# PROBLEM DESCRIPTION:
Look through the entries below. Report each line that has the word "product" in it.

# RECORDS PROVIDED:
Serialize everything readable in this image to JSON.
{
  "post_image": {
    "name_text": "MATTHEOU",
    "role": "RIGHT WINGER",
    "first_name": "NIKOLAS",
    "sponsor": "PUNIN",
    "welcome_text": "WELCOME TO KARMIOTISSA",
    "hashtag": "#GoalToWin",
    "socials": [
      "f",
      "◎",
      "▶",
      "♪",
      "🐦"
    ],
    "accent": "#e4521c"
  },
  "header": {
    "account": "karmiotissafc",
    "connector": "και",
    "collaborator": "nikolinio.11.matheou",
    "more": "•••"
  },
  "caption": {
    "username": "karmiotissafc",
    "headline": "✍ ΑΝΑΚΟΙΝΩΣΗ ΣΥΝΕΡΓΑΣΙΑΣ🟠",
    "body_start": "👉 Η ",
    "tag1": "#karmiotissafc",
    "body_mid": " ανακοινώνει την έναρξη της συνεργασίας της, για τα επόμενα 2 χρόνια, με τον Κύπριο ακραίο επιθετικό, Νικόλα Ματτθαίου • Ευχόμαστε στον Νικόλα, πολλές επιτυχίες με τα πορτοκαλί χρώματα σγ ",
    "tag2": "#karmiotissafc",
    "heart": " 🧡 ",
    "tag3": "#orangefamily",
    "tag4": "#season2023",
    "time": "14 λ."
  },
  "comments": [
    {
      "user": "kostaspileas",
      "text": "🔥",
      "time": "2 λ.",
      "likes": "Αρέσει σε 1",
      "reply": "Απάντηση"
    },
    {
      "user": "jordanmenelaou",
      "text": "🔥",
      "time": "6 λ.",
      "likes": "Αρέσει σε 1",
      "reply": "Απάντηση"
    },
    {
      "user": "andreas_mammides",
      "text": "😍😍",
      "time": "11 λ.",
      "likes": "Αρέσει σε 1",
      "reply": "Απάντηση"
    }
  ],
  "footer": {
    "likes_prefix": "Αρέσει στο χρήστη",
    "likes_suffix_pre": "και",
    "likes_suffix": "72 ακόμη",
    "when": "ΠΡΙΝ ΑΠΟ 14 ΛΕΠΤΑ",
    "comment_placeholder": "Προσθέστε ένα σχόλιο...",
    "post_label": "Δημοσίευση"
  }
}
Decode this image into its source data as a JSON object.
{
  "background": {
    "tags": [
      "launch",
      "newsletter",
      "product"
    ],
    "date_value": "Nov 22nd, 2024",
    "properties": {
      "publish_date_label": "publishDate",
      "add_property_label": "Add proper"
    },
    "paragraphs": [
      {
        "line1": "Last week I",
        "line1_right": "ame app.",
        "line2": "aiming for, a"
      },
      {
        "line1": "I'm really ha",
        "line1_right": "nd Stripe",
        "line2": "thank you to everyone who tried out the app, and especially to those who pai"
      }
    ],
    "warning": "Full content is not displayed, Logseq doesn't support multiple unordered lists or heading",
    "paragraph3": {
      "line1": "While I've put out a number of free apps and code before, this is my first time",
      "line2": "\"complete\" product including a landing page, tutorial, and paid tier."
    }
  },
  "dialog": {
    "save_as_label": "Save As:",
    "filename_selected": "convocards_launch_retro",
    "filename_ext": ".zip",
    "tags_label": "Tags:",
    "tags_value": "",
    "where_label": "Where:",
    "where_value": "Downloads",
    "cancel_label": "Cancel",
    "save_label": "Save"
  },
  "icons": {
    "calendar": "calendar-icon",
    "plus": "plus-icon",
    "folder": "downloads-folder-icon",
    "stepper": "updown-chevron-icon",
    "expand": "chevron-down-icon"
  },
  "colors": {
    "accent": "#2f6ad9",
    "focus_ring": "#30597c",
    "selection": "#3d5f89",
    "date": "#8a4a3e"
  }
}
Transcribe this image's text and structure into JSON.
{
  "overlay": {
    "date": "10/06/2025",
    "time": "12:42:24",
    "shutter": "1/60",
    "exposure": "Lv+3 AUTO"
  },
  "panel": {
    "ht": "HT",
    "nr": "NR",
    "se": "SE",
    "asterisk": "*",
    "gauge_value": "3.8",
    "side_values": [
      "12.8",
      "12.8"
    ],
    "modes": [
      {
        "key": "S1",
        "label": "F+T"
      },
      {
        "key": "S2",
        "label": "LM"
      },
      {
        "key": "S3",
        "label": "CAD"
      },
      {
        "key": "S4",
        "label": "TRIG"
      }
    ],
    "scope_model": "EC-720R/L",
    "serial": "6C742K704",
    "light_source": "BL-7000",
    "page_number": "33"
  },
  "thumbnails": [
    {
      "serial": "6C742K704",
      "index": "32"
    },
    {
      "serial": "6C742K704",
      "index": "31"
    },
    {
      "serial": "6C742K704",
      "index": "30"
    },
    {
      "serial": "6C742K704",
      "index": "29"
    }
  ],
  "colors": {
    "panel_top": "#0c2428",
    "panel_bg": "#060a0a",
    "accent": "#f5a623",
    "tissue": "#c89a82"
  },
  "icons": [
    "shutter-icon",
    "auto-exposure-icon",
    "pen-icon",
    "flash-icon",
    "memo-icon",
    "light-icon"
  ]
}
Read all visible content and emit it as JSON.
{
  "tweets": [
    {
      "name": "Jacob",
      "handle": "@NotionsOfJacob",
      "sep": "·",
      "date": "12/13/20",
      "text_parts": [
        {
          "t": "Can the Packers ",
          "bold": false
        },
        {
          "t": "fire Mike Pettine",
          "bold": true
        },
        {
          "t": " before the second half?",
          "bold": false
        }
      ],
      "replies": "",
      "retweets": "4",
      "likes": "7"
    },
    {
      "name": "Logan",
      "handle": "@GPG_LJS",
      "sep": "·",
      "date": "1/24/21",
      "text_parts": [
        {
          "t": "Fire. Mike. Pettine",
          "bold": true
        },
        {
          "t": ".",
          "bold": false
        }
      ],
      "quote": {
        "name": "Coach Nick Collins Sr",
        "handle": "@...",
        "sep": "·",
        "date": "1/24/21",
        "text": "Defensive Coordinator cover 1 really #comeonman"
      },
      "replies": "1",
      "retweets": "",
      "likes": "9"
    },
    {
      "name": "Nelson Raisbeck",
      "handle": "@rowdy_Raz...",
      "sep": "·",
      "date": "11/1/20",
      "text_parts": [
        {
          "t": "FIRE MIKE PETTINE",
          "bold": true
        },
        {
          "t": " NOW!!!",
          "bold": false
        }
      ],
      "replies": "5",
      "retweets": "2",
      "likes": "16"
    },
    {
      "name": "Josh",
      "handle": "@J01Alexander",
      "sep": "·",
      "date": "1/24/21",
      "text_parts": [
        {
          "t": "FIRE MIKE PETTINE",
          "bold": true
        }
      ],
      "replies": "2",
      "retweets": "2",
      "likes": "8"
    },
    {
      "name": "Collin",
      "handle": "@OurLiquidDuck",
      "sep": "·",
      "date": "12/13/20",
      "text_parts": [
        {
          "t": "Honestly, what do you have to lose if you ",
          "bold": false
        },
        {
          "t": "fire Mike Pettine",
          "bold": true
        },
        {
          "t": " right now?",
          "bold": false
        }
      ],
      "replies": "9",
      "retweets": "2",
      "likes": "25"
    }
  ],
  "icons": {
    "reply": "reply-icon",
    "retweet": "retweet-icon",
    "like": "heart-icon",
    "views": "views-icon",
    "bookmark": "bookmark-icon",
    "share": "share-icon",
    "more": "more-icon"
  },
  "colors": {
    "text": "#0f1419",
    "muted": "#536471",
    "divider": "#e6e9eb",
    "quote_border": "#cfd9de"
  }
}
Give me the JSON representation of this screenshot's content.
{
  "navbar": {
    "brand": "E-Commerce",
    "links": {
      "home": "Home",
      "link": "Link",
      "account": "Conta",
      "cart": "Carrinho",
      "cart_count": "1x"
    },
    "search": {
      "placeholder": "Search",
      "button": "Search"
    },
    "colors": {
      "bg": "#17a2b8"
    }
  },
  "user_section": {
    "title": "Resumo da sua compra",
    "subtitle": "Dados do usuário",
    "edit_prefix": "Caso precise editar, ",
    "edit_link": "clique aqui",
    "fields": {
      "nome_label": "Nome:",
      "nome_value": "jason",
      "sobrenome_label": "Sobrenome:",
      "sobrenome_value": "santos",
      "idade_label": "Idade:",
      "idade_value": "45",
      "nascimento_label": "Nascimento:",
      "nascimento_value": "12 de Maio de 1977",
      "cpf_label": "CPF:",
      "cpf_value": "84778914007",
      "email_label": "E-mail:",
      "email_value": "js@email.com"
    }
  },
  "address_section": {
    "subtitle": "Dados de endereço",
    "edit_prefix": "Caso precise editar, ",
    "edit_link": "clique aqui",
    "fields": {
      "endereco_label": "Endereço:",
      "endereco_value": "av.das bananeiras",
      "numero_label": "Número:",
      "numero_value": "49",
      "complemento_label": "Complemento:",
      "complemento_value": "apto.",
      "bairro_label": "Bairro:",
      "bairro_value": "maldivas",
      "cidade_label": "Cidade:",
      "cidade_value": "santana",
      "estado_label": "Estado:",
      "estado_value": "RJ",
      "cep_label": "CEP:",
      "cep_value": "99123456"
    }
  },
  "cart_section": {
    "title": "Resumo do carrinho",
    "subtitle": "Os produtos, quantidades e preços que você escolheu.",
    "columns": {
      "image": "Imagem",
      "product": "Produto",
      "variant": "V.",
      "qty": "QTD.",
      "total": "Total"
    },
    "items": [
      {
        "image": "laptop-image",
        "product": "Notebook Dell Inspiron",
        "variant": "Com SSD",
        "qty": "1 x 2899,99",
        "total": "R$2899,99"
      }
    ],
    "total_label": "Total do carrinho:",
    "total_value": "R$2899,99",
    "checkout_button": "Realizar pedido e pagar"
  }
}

# EXERCISE RESULT:
      "product"
      "line2": "\"complete\" product including a landing page, tutorial, and paid tier."
      "product": "Produto",
        "product": "Notebook Dell Inspiron",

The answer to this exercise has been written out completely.